Color, 2011, 91m.
Directed by Larry Wade Carrell
Starring Grace Powell, Dylan Horne, Krystn Caldwell, Larry Wade Carrell, Leo D. Wheeler, Michael Biehn, Jennifer Blanc-Biehn
Horizon / Kino Lorber (Blu-Ray & DVD) (US R0 HD/NTSC) / WS (2.25:1) (16:9) / DTS-HD 5.1/2.0

JacobA welcome change from the norm, this Southern fried gothic slasher film feels like a throwback to Jacobthe drive-in heyday of the mid-1970s when regional filmmakers like S.F. Brownrigg (Don't Look in the Basement) were churning out odd mishmashes using familiar horror elements. In this case we have some heavy doses of alcoholism, murder, angst, and revenge, laced with some poignant moments and a dollop of the supernatural thrown in as a cherry on top. That means it isn't slick and has some pretty iffy acting at times, but when the blood starts to hit the fan, there's plenty of fun to be had.

Though he's in his early twenties, Jacob (Horne) has the mind of a baby and can only relate to his little sister, Sissy (Powell), who's the center of his life. Their mother, Edith (Caldwell), decides to marry again but unwisely chooses a drunken, abusive bum named Otis (director Carrell), whose brother Billy (also Carrell) is the local deputy. Things go from bad to worse, and soon an act of violence sets Otis off on a primal killing spree that leaves plenty of blood in its wake.

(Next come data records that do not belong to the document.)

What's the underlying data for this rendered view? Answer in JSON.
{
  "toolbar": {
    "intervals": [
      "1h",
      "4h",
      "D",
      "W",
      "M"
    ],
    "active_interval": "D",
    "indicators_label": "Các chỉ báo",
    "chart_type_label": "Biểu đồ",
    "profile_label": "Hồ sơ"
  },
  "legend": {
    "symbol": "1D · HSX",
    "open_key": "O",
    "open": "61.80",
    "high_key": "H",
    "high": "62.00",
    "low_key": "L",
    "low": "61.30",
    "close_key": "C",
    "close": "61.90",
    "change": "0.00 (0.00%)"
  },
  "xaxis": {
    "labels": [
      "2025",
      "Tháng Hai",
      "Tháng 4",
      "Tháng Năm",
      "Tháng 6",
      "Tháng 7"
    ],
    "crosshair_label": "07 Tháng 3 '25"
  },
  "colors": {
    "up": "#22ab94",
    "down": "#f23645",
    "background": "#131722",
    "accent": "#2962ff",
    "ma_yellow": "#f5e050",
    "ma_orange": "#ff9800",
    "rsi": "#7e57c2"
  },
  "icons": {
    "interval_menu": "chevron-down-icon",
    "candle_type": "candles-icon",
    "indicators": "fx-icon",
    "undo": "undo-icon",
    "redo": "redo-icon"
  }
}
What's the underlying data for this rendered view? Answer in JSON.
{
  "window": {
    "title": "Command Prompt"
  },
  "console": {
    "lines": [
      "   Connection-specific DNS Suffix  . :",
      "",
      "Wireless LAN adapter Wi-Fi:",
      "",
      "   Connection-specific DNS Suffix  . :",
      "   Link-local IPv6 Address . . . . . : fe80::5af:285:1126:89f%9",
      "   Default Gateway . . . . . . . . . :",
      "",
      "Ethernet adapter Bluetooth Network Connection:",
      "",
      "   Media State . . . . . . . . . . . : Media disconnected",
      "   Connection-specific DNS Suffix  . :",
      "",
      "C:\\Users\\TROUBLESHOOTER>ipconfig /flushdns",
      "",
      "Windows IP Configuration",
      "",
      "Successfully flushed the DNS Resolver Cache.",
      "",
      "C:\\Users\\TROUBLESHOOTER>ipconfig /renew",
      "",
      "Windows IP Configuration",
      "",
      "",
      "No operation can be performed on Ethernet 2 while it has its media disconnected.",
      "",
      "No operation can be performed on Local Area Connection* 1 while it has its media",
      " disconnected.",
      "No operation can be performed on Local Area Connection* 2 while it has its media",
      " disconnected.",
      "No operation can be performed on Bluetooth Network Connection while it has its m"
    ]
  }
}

In an interesting tweak, the bulk of this story takes place at the end of the 1970s with modern wraparounds framing it as sort of a local horror folktale. (Watch out for a nice early nod to Christine, too; yes, that is a Plymouth Fury used in the original film.) The film itself also feels like a throwback, complete with practical gore effects (mainly confined to the final third, and no CGI blood in sight) and an ambitious, atmospheric look that's impressive for something apparently shot with some off-the-shelf Jacobprosumer HD cameras. The framing Jacoband color choices all pay off nicely, and while the film isn't close to perfect (the aforementioned acting missteps and some pretty awful makeup in the framing device), there's more than enough to make this worth a look.

Jacob marks another in the line of titles distributed by Kino Lorber and acquired by Horizon, whose uneven past catalog includes titles like A Thousand Cuts and Mr. Hush. This is easily the strongest of the bunch so far, and not surprisingly, it's also the most heavily stacked of their discs so far. There are both Blu-Ray and DVD options available, and while the quality of the HD transfer itself is obviously limited by the nature of the original videography, it's all watchable and gets a bit of a bump when you watch the Blu-Ray. The DTS-HD 2.0 stereo track (which isn't the default) is definitely preferable to the 5.1 option, which is one of those jobs like early Anchor Bay UK titles with everything (including dialogue) funneled into the surround channels. Definitely go with two-channel audio.

As for extras, we start off with a pair of solid audio commentaries, the first featuring Carrell and cinematographer Stacy Davidson, which is obviously pretty technical and oriented around tricks of the shoot like doing scenes with Carrell as two characters at once, the magic of matte paintings, and the tendency of child actors' moms to cut their hair at inopportune times. The second commentary is very different and a lot of fun as it pairs up Powell and Horne (plus Carrell again), with Powell in particular getting in some cute moments and talking about the experience of doing a "creepy" movie at such a young age. You also get to find out about the method acting way of eating cheeseburgers, working with Michael Biehn, and how to get the audience to root for someone to get murdered. The lengthy (over one hour) "The Journey of Jacob from Behind the Scenes" has pretty much the entire cast and crew talking on camera about the shoot, interspersed with behind-the-scenes footage, while a reel of deleted and extended scenes (some pretty brutal) runs six minutes with or without filmmaker commentary. There's also a storyboard to screen comparison (four minutes), a nine-minute Montreal Comic Con featurette originally compiled for Yell magazine with the stars and director, five minutes of screen tests (with Powell, Horne, and Caldwell), and a teaser trailer and a "proof of concept" pre-production trailer used to raise funding that, for once, looks and feels an awful lot like the finished product.

Reviewed on May 3, 2013.